What you need to do
Each record is to be duplicated exactly, with nothing added.
Records for the exercise Start Marker
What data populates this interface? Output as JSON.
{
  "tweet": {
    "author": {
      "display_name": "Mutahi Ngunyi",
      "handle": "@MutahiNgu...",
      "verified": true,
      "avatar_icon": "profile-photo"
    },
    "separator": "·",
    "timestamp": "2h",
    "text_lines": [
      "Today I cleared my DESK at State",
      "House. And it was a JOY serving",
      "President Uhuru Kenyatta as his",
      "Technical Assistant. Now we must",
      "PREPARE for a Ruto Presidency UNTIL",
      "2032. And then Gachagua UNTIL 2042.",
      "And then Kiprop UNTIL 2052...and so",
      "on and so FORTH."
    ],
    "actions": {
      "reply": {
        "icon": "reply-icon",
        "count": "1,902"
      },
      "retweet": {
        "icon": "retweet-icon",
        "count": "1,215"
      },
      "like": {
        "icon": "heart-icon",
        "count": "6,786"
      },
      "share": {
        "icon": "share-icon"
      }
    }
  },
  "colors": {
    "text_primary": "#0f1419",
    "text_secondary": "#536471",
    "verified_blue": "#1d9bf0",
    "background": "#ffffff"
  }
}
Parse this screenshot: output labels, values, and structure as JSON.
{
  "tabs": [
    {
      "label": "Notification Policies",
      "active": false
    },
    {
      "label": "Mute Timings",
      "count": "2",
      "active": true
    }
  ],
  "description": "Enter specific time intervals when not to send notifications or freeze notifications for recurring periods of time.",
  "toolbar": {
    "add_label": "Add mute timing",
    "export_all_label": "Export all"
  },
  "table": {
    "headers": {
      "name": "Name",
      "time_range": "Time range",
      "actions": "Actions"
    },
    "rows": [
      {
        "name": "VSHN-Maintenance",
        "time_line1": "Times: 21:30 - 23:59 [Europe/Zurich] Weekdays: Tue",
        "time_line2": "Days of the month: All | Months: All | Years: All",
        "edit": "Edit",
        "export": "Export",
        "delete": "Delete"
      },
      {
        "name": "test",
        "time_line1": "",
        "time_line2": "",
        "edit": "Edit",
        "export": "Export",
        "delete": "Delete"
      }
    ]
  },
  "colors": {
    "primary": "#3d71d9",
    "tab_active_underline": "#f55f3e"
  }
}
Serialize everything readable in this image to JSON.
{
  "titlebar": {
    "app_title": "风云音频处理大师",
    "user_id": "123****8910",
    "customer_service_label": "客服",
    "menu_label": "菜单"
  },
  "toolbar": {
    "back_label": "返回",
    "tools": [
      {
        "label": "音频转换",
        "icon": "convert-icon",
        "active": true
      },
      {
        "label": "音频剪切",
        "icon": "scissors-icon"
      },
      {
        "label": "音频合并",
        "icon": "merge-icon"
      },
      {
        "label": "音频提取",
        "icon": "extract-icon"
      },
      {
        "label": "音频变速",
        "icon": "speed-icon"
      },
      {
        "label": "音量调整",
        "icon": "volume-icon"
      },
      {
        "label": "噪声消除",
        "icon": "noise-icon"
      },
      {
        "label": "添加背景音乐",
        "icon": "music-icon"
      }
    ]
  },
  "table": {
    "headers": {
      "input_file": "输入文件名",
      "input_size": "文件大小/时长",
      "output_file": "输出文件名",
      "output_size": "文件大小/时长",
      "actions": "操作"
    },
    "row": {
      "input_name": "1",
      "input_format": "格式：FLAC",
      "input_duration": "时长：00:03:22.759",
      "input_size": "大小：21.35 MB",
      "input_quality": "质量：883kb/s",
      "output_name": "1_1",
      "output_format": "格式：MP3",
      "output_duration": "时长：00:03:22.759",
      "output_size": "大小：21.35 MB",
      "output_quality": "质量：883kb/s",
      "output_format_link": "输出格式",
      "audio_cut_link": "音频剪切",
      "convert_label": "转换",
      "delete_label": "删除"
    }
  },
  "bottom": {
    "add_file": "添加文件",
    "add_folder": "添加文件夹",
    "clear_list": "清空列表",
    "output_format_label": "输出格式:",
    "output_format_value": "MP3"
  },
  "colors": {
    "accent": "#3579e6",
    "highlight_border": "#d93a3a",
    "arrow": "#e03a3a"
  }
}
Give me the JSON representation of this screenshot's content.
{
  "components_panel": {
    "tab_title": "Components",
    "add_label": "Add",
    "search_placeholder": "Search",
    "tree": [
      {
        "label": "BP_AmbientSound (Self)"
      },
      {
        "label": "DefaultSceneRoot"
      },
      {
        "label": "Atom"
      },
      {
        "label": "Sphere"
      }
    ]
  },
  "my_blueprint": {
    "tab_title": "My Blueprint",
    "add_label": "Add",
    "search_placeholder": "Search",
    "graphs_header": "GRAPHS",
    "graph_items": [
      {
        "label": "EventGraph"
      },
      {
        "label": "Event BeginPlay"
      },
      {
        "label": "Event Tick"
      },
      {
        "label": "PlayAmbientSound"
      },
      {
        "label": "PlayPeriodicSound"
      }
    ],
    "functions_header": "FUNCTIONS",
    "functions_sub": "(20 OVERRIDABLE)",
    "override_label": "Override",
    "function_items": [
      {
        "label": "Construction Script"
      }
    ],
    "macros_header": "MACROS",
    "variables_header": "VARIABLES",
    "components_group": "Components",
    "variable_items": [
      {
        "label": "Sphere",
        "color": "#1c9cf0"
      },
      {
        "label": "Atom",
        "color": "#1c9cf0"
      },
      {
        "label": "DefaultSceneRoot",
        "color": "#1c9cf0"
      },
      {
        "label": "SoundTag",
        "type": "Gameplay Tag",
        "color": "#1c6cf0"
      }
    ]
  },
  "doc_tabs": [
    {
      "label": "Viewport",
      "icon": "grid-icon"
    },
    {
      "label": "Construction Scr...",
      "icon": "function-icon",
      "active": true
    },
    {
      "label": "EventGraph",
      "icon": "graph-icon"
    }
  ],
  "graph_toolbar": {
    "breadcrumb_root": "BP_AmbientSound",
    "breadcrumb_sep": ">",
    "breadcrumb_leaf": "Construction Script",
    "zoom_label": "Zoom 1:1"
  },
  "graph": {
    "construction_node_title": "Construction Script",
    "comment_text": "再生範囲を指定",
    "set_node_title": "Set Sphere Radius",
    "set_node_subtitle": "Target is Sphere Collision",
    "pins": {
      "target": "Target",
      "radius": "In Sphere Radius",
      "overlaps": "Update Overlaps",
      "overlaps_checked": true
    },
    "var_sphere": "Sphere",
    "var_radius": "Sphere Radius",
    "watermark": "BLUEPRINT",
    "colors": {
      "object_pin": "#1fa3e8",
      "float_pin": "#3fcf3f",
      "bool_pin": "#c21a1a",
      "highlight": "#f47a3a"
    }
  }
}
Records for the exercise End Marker
Problem solution
What data populates this interface? Output as JSON.
{
  "tweet": {
    "author": {
      "display_name": "Mutahi Ngunyi",
      "handle": "@MutahiNgu...",
      "verified": true,
      "avatar_icon": "profile-photo"
    },
    "separator": "·",
    "timestamp": "2h",
    "text_lines": [
      "Today I cleared my DESK at State",
      "House. And it was a JOY serving",
      "President Uhuru Kenyatta as his",
      "Technical Assistant. Now we must",
      "PREPARE for a Ruto Presidency UNTIL",
      "2032. And then Gachagua UNTIL 2042.",
      "And then Kiprop UNTIL 2052...and so",
      "on and so FORTH."
    ],
    "actions": {
      "reply": {
        "icon": "reply-icon",
        "count": "1,902"
      },
      "retweet": {
        "icon": "retweet-icon",
        "count": "1,215"
      },
      "like": {
        "icon": "heart-icon",
        "count": "6,786"
      },
      "share": {
        "icon": "share-icon"
      }
    }
  },
  "colors": {
    "text_primary": "#0f1419",
    "text_secondary": "#536471",
    "verified_blue": "#1d9bf0",
    "background": "#ffffff"
  }
}
Parse this screenshot: output labels, values, and structure as JSON.
{
  "tabs": [
    {
      "label": "Notification Policies",
      "active": false
    },
    {
      "label": "Mute Timings",
      "count": "2",
      "active": true
    }
  ],
  "description": "Enter specific time intervals when not to send notifications or freeze notifications for recurring periods of time.",
  "toolbar": {
    "add_label": "Add mute timing",
    "export_all_label": "Export all"
  },
  "table": {
    "headers": {
      "name": "Name",
      "time_range": "Time range",
      "actions": "Actions"
    },
    "rows": [
      {
        "name": "VSHN-Maintenance",
        "time_line1": "Times: 21:30 - 23:59 [Europe/Zurich] Weekdays: Tue",
        "time_line2": "Days of the month: All | Months: All | Years: All",
        "edit": "Edit",
        "export": "Export",
        "delete": "Delete"
      },
      {
        "name": "test",
        "time_line1": "",
        "time_line2": "",
        "edit": "Edit",
        "export": "Export",
        "delete": "Delete"
      }
    ]
  },
  "colors": {
    "primary": "#3d71d9",
    "tab_active_underline": "#f55f3e"
  }
}
Serialize everything readable in this image to JSON.
{
  "titlebar": {
    "app_title": "风云音频处理大师",
    "user_id": "123****8910",
    "customer_service_label": "客服",
    "menu_label": "菜单"
  },
  "toolbar": {
    "back_label": "返回",
    "tools": [
      {
        "label": "音频转换",
        "icon": "convert-icon",
        "active": true
      },
      {
        "label": "音频剪切",
        "icon": "scissors-icon"
      },
      {
        "label": "音频合并",
        "icon": "merge-icon"
      },
      {
        "label": "音频提取",
        "icon": "extract-icon"
      },
      {
        "label": "音频变速",
        "icon": "speed-icon"
      },
      {
        "label": "音量调整",
        "icon": "volume-icon"
      },
      {
        "label": "噪声消除",
        "icon": "noise-icon"
      },
      {
        "label": "添加背景音乐",
        "icon": "music-icon"
      }
    ]
  },
  "table": {
    "headers": {
      "input_file": "输入文件名",
      "input_size": "文件大小/时长",
      "output_file": "输出文件名",
      "output_size": "文件大小/时长",
      "actions": "操作"
    },
    "row": {
      "input_name": "1",
      "input_format": "格式：FLAC",
      "input_duration": "时长：00:03:22.759",
      "input_size": "大小：21.35 MB",
      "input_quality": "质量：883kb/s",
      "output_name": "1_1",
      "output_format": "格式：MP3",
      "output_duration": "时长：00:03:22.759",
      "output_size": "大小：21.35 MB",
      "output_quality": "质量：883kb/s",
      "output_format_link": "输出格式",
      "audio_cut_link": "音频剪切",
      "convert_label": "转换",
      "delete_label": "删除"
    }
  },
  "bottom": {
    "add_file": "添加文件",
    "add_folder": "添加文件夹",
    "clear_list": "清空列表",
    "output_format_label": "输出格式:",
    "output_format_value": "MP3"
  },
  "colors": {
    "accent": "#3579e6",
    "highlight_border": "#d93a3a",
    "arrow": "#e03a3a"
  }
}
Give me the JSON representation of this screenshot's content.
{
  "components_panel": {
    "tab_title": "Components",
    "add_label": "Add",
    "search_placeholder": "Search",
    "tree": [
      {
        "label": "BP_AmbientSound (Self)"
      },
      {
        "label": "DefaultSceneRoot"
      },
      {
        "label": "Atom"
      },
      {
        "label": "Sphere"
      }
    ]
  },
  "my_blueprint": {
    "tab_title": "My Blueprint",
    "add_label": "Add",
    "search_placeholder": "Search",
    "graphs_header": "GRAPHS",
    "graph_items": [
      {
        "label": "EventGraph"
      },
      {
        "label": "Event BeginPlay"
      },
      {
        "label": "Event Tick"
      },
      {
        "label": "PlayAmbientSound"
      },
      {
        "label": "PlayPeriodicSound"
      }
    ],
    "functions_header": "FUNCTIONS",
    "functions_sub": "(20 OVERRIDABLE)",
    "override_label": "Override",
    "function_items": [
      {
        "label": "Construction Script"
      }
    ],
    "macros_header": "MACROS",
    "variables_header": "VARIABLES",
    "components_group": "Components",
    "variable_items": [
      {
        "label": "Sphere",
        "color": "#1c9cf0"
      },
      {
        "label": "Atom",
        "color": "#1c9cf0"
      },
      {
        "label": "DefaultSceneRoot",
        "color": "#1c9cf0"
      },
      {
        "label": "SoundTag",
        "type": "Gameplay Tag",
        "color": "#1c6cf0"
      }
    ]
  },
  "doc_tabs": [
    {
      "label": "Viewport",
      "icon": "grid-icon"
    },
    {
      "label": "Construction Scr...",
      "icon": "function-icon",
      "active": true
    },
    {
      "label": "EventGraph",
      "icon": "graph-icon"
    }
  ],
  "graph_toolbar": {
    "breadcrumb_root": "BP_AmbientSound",
    "breadcrumb_sep": ">",
    "breadcrumb_leaf": "Construction Script",
    "zoom_label": "Zoom 1:1"
  },
  "graph": {
    "construction_node_title": "Construction Script",
    "comment_text": "再生範囲を指定",
    "set_node_title": "Set Sphere Radius",
    "set_node_subtitle": "Target is Sphere Collision",
    "pins": {
      "target": "Target",
      "radius": "In Sphere Radius",
      "overlaps": "Update Overlaps",
      "overlaps_checked": true
    },
    "var_sphere": "Sphere",
    "var_radius": "Sphere Radius",
    "watermark": "BLUEPRINT",
    "colors": {
      "object_pin": "#1fa3e8",
      "float_pin": "#3fcf3f",
      "bool_pin": "#c21a1a",
      "highlight": "#f47a3a"
    }
  }
}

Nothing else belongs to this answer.